The most common complication in our donor population was mild to moderate obesity with a body mass index higher than 25 kg/m2. No doubt, weight gain commonly accompanies aging.13 On the other hand, the relief of being a donor may be a risk factor for overt weight gain that may result in obesity. A combined diet and exercise program could be given to kidney donors to prevent obesity similar to that used for our kidney transplant recipients after transplant.14
In the ultrasonographic evaluations of donors, we observed compensatory hypertrophy of the solitary kidney as expected. No other pathology was detected except mild hepato-steatosis in obese donors. None of our donors showed progression to end-stage renal disease, and this is a result that we also attributed to our strict donor criteria.
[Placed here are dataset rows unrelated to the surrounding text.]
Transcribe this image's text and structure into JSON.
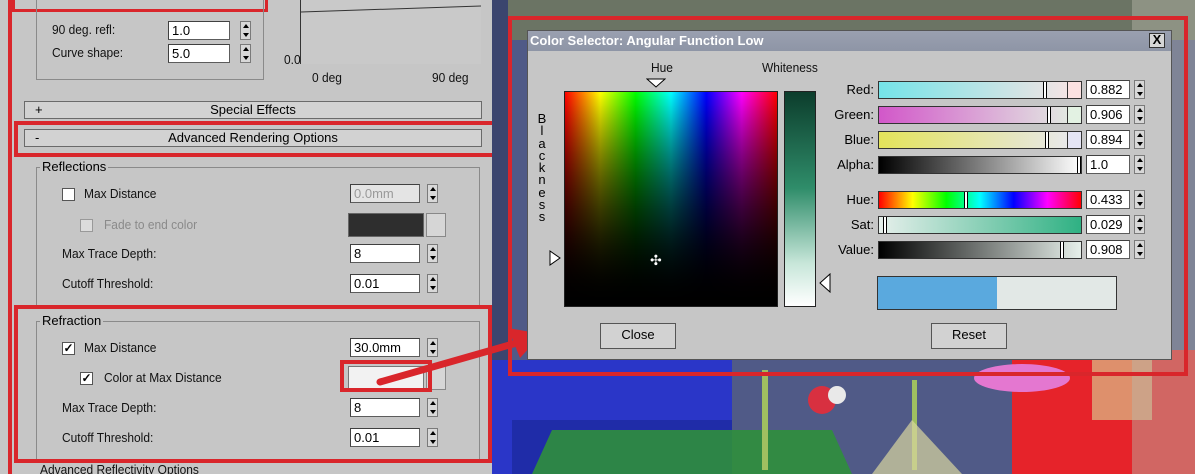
{
  "material_panel": {
    "falloff": {
      "refl_90_label": "90 deg. refl:",
      "refl_90_value": "1.0",
      "curve_shape_label": "Curve shape:",
      "curve_shape_value": "5.0",
      "graph_y_min": "0.0",
      "graph_x_min": "0 deg",
      "graph_x_max": "90 deg"
    },
    "rollouts": {
      "special_effects": {
        "sign": "+",
        "label": "Special Effects"
      },
      "advanced_rendering": {
        "sign": "-",
        "label": "Advanced Rendering Options"
      },
      "advanced_reflectivity": {
        "label": "Advanced Reflectivity Options"
      }
    },
    "reflections": {
      "group_label": "Reflections",
      "max_distance_label": "Max Distance",
      "max_distance_checked": false,
      "max_distance_value": "0.0mm",
      "fade_label": "Fade to end color",
      "fade_color": "#2e2e2e",
      "max_trace_label": "Max Trace Depth:",
      "max_trace_value": "8",
      "cutoff_label": "Cutoff Threshold:",
      "cutoff_value": "0.01"
    },
    "refraction": {
      "group_label": "Refraction",
      "max_distance_label": "Max Distance",
      "max_distance_checked": true,
      "max_distance_value": "30.0mm",
      "color_label": "Color at Max Distance",
      "color_checked": true,
      "color_swatch": "#f2f2f2",
      "max_trace_label": "Max Trace Depth:",
      "max_trace_value": "8",
      "cutoff_label": "Cutoff Threshold:",
      "cutoff_value": "0.01"
    }
  },
  "color_selector": {
    "title": "Color Selector: Angular Function Low",
    "close_x": "X",
    "hue_label": "Hue",
    "whiteness_label": "Whiteness",
    "blackness_label": "B\nl\na\nc\nk\nn\ne\ns\ns",
    "channels": [
      {
        "label": "Red:",
        "value": "0.882"
      },
      {
        "label": "Green:",
        "value": "0.906"
      },
      {
        "label": "Blue:",
        "value": "0.894"
      },
      {
        "label": "Alpha:",
        "value": "1.0"
      },
      {
        "label": "Hue:",
        "value": "0.433"
      },
      {
        "label": "Sat:",
        "value": "0.029"
      },
      {
        "label": "Value:",
        "value": "0.908"
      }
    ],
    "old_color": "#5aa9de",
    "new_color": "#e2e8e6",
    "close_label": "Close",
    "reset_label": "Reset"
  },
  "colors": {
    "highlight_red": "#d9262b",
    "panel_gray": "#c6c6c6"
  }
}
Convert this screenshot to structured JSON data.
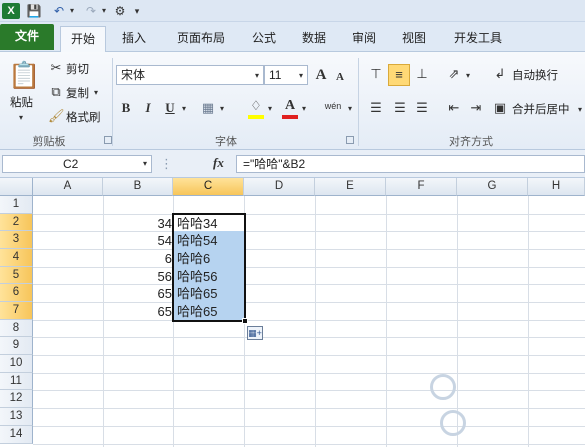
{
  "qat": {
    "save_icon": "save-icon",
    "undo_icon": "undo-icon",
    "redo_icon": "redo-icon",
    "customize_icon": "customize-icon"
  },
  "tabs": [
    {
      "label": "文件"
    },
    {
      "label": "开始"
    },
    {
      "label": "插入"
    },
    {
      "label": "页面布局"
    },
    {
      "label": "公式"
    },
    {
      "label": "数据"
    },
    {
      "label": "审阅"
    },
    {
      "label": "视图"
    },
    {
      "label": "开发工具"
    }
  ],
  "clipboard": {
    "paste": "粘贴",
    "cut": "剪切",
    "copy": "复制",
    "format_painter": "格式刷",
    "group": "剪贴板"
  },
  "font": {
    "name": "宋体",
    "size": "11",
    "bold": "B",
    "italic": "I",
    "underline": "U",
    "grow": "A",
    "shrink": "A",
    "color_letter": "A",
    "phonetic": "wén",
    "group": "字体"
  },
  "alignment": {
    "wrap": "自动换行",
    "merge": "合并后居中",
    "group": "对齐方式"
  },
  "formula_bar": {
    "name_box": "C2",
    "fx": "fx",
    "formula": "=\"哈哈\"&B2"
  },
  "columns": [
    "A",
    "B",
    "C",
    "D",
    "E",
    "F",
    "G",
    "H"
  ],
  "rows": [
    "1",
    "2",
    "3",
    "4",
    "5",
    "6",
    "7",
    "8",
    "9",
    "10",
    "11",
    "12",
    "13",
    "14"
  ],
  "cells": {
    "b2": "34",
    "b3": "54",
    "b4": "6",
    "b5": "56",
    "b6": "65",
    "b7": "65",
    "c2": "哈哈34",
    "c3": "哈哈54",
    "c4": "哈哈6",
    "c5": "哈哈56",
    "c6": "哈哈65",
    "c7": "哈哈65"
  },
  "colors": {
    "file_tab": "#2a7a2a",
    "selection_fill": "#b6d3f0",
    "header_highlight": "#f7c55a",
    "font_color_bar": "#e02020",
    "fill_color_bar": "#ffff00"
  }
}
The definitive treatment of end-stage renal disease is kidney transplant. To increase the donor pool, living related kidney transplant is the most preferred method all over the world. In our study, however, we found that 174 donors (28.6%) developed obesity, which can increase the risk of systemic disease. During our long-term follow-up period, 162 donors (26.6%) developed systemic diseases. We also must keep in mind that unrelated donors may be desperate if a family member needs an organ donation in the future. Therefore, we recommend that deceased donor kidney transplant should be the first choice. If a deceased donor is not available, living related kidney transplant should be preferred.
Volume : 20
Issue : 3
Pages : 17 - 19
DOI : 10.6002/ect.MESOT2021.O4
From the 1Department of Nephrology and the 2Department of General Surgery, Başkent University Faculty of Medicine, Ankara, Turkey
Acknowledgements: The authors have not received any funding or grants in support of the presented research or for the preparation of this work and have no declarations of potential conflicts of interest.
Corresponding author: Burak Sayin, Yukarı Bahçelievler mahallesi 54, Cadde No: 70-72 E Blok Transplantasyon Bölümü E Blok 5, Kat Bahçelievler, Çankaya, Ankara, Turkey
Phone: +90 312 2036868-2006
Table 1. Degree of the Relation Between Living Kidney Donor and Transplant Recipients
Table 2. Demographics of Kidney Donors in Long-Term Follow-Up